This report describes the results of an independent recount of vote tally sheets from Haiti’s November 28 presidential election. These 11,181 election tally sheets from across Haiti were posted online by Haiti’s Provisional Electoral Council (CEP). It finds that for some 1,326 voting booths, or 11.9 percent of the total, tally sheets were either never received by the CEP or were quarantined for irregularities. This corresponds to about 12.7 percent of the vote, which was not counted and is not included in the final totals that were released by the CEP on December 7, 2010 and reported by the press. It also found many more tally sheets that had irregularities in the vote totals that were sufficient to disqualify them, and a large number of clerical errors that further undermines the credibility of the vote count. The report finds that based on the numbers of irregularities, it is impossible to determine who should advance to a second round. If there is a second round, it will be based on arbitrary assumptions and/or exclusions.
 
3. CEPR Examines OAS Report on Haiti's Election, Finds It "Inconclusive, Statistically Flawed, and Indefensible"
January 11, 2012
 
Appendix

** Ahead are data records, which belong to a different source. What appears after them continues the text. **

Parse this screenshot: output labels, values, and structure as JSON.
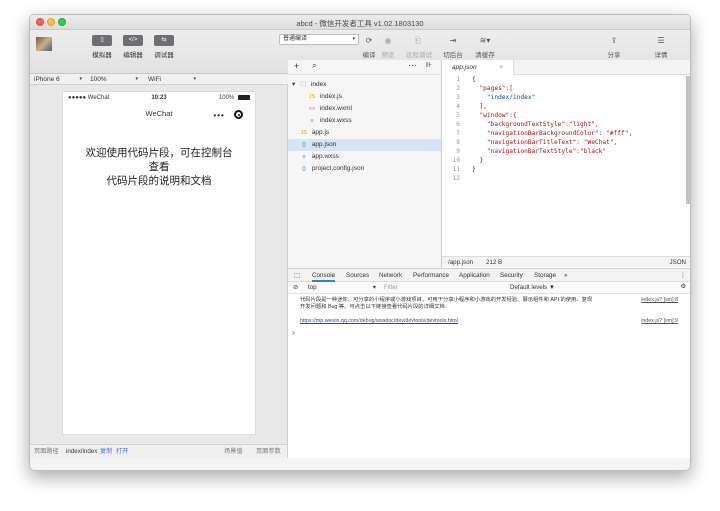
{
  "window": {
    "title": "abcd - 微信开发者工具 v1.02.1803130"
  },
  "toolbar": {
    "simulator_label": "模拟器",
    "editor_label": "编辑器",
    "debugger_label": "调试器",
    "compile_mode": "普通编译",
    "compile_label": "编译",
    "preview_label": "预览",
    "remote_debug_label": "远程调试",
    "background_label": "切后台",
    "clear_cache_label": "清缓存",
    "share_label": "分享",
    "details_label": "详情"
  },
  "device_bar": {
    "device": "iPhone 6",
    "zoom": "100%",
    "network": "WiFi"
  },
  "phone": {
    "carrier": "●●●●● WeChat",
    "time": "10:23",
    "battery": "100%",
    "nav_title": "WeChat",
    "capsule_dots": "•••",
    "content_line1": "欢迎使用代码片段，可在控制台查看",
    "content_line2": "代码片段的说明和文档"
  },
  "sim_bottom": {
    "path_label": "页面路径",
    "path_value": "index/index",
    "copy_label": "复制",
    "open_label": "打开",
    "scene_label": "场景值",
    "params_label": "页面参数"
  },
  "file_tree": {
    "items": [
      {
        "name": "index",
        "icon": "folder-icon"
      },
      {
        "name": "index.js",
        "icon": "js-icon"
      },
      {
        "name": "index.wxml",
        "icon": "wxml-icon"
      },
      {
        "name": "index.wxss",
        "icon": "wxss-icon"
      },
      {
        "name": "app.js",
        "icon": "js-icon"
      },
      {
        "name": "app.json",
        "icon": "json-icon"
      },
      {
        "name": "app.wxss",
        "icon": "wxss-icon"
      },
      {
        "name": "project.config.json",
        "icon": "json-icon"
      }
    ]
  },
  "editor": {
    "tab_label": "app.json",
    "lines": [
      "{",
      "  \"pages\":[",
      "    \"index/index\"",
      "  ],",
      "  \"window\":{",
      "    \"backgroundTextStyle\":\"light\",",
      "    \"navigationBarBackgroundColor\": \"#fff\",",
      "    \"navigationBarTitleText\": \"WeChat\",",
      "    \"navigationBarTextStyle\":\"black\"",
      "  }",
      "}",
      ""
    ],
    "status_path": "/app.json",
    "status_size": "212 B",
    "status_lang": "JSON"
  },
  "console": {
    "tabs": [
      "Console",
      "Sources",
      "Network",
      "Performance",
      "Application",
      "Security",
      "Storage",
      "»"
    ],
    "context": "top",
    "filter_placeholder": "Filter",
    "levels": "Default levels ▼",
    "message_line1": "代码片段是一种迷你、可分享的小程序或小游戏项目，可用于分享小程序和小游戏的开发经验、展示组件和 API 的使用、复现",
    "message_line2": "开发问题和 Bug 等。可点击以下链接查看代码片段的详细文档：",
    "message_source1": "index.js? [sm]:8",
    "link": "https://mp.weixin.qq.com/debug/wxadoc/dev/devtools/devtools.html",
    "message_source2": "index.js? [sm]:9",
    "prompt": "›"
  }
}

In Port de Paix, Haiti's government arrests three in anti-corruption operation

Caribbean Journal, June 10, 2012

Haiti’s government has launched the first phase of an anti-corruption initiative, according to Prime Minister Laurent Lamothe. The operation was conducted in the city of Port de Paix and resulted in the arrests of three executives of the regional office of the Ministry of National Education and Vocational Training and the National Credit Bank.

The corruption ring reportedly included evidence of embezzlement, forgery and money laundering. According to Lamothe’s office, the ring leader, a senior manager at the Ministry’s regional office, is still on the run. The Prime Minister’s office did not release the names of the suspects or those arrested.

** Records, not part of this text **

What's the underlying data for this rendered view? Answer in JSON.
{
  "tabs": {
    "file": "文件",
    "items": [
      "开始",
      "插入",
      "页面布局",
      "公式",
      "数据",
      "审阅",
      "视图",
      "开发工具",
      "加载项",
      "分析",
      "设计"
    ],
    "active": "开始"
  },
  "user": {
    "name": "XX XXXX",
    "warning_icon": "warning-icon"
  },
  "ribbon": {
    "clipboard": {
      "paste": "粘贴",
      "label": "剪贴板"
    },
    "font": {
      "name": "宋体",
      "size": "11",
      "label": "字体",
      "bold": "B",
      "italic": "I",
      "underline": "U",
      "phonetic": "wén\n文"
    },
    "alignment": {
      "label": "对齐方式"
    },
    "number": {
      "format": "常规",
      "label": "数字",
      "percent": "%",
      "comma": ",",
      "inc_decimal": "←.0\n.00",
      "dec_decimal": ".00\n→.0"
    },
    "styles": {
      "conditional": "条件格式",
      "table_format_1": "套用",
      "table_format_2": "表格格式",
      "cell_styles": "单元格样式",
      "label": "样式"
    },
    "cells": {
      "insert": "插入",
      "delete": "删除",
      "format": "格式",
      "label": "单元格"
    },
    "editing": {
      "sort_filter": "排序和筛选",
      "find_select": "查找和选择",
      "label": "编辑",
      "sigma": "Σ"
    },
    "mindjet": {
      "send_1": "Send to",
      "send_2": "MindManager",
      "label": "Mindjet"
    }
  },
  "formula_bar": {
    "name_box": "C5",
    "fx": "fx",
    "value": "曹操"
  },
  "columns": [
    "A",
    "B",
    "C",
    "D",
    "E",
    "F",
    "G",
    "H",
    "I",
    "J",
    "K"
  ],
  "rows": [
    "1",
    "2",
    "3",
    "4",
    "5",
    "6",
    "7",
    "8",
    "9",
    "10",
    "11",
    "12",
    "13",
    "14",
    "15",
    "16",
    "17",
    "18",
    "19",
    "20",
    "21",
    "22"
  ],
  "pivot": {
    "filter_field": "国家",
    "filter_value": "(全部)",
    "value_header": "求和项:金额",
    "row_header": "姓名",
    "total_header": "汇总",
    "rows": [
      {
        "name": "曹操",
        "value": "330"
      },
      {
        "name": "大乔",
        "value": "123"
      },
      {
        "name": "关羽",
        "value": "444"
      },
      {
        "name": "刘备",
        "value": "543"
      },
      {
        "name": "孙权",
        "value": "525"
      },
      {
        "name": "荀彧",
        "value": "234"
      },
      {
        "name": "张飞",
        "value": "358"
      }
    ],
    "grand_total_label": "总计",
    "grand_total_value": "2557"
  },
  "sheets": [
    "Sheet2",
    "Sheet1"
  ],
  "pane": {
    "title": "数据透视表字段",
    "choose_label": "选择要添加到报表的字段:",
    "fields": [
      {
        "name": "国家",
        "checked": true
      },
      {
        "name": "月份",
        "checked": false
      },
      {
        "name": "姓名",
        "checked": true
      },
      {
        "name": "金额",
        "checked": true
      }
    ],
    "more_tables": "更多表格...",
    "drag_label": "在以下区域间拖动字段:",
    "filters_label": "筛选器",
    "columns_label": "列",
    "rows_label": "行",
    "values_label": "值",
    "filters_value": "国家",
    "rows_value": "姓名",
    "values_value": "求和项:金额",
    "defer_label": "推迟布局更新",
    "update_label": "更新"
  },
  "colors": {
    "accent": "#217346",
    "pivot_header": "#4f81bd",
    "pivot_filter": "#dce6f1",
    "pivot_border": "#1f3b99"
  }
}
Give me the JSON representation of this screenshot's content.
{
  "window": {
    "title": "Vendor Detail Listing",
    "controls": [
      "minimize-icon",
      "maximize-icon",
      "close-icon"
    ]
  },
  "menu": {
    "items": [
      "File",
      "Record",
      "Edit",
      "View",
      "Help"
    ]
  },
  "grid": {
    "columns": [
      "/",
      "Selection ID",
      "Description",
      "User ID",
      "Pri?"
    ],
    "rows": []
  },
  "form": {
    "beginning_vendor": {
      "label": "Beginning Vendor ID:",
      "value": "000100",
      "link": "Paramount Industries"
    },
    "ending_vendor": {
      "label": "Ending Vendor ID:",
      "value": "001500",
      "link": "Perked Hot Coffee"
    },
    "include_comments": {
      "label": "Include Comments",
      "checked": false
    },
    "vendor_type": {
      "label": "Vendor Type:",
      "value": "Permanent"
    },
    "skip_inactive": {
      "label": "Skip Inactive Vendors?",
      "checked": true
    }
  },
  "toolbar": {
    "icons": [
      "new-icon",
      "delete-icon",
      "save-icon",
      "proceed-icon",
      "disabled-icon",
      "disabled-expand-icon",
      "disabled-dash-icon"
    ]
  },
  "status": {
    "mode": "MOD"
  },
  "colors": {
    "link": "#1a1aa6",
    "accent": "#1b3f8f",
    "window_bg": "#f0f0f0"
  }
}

Another 40 suspects are awaiting hearing by relevant authorities, according to the Prime Minister’s office. The operation identified 3.7 million gourdes (approximately $87,140) associated with the suspects; those funds have now been frozen, according to the PM.

Lamothe, in a statement, said he reiterated his “firm determination” to making the fight against corruption a major priority of his administration. The operation was reportedly conducted with inter-agency cooperation including Haiti’s Financial Intelligence Unit.